Work request:
Every line of the records below that holds the word "JSON" should be copied out.

[Saved data entries]
-------
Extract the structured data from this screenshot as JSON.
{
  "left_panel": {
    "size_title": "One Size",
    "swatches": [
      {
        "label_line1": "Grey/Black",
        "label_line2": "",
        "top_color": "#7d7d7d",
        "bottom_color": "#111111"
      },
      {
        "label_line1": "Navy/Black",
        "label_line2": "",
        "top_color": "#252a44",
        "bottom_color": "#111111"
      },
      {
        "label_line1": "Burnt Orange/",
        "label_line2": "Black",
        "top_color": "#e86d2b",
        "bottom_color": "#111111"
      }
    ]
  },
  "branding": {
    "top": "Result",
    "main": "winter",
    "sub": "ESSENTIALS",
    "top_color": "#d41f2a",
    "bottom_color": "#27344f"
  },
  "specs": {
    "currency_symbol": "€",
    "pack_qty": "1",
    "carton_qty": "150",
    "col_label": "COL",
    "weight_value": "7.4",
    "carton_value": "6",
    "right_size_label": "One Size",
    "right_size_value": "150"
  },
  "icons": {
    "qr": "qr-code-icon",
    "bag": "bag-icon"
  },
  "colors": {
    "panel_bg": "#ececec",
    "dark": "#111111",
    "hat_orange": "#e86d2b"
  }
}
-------
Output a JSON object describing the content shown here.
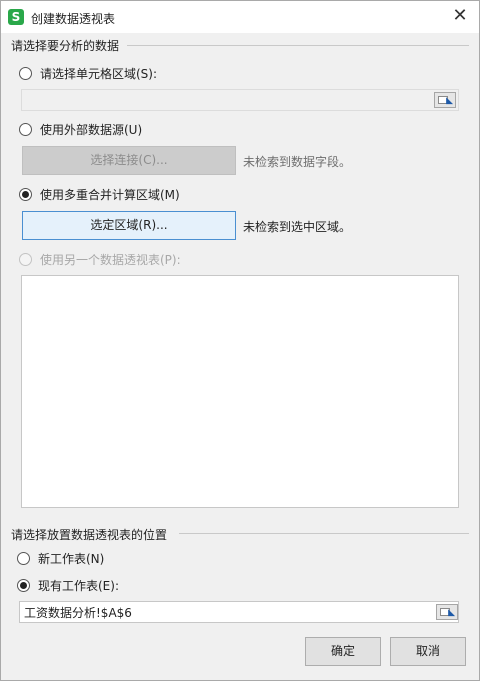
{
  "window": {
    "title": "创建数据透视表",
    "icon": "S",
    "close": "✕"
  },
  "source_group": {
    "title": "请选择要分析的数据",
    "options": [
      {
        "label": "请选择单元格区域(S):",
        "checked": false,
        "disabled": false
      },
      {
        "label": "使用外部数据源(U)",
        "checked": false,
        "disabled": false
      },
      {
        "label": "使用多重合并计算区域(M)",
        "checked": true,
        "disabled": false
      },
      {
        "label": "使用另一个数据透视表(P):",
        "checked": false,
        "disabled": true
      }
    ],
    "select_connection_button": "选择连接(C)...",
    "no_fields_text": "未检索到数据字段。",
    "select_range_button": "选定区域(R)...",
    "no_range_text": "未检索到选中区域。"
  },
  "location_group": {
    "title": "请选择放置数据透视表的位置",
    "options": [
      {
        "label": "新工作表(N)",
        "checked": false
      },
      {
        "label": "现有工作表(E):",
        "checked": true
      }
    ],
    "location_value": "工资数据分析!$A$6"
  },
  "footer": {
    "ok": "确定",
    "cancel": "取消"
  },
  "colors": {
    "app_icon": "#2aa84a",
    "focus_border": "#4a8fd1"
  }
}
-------
Your response:
Extract the structured data from this screenshot as JSON.
Output a JSON object describing the content shown here.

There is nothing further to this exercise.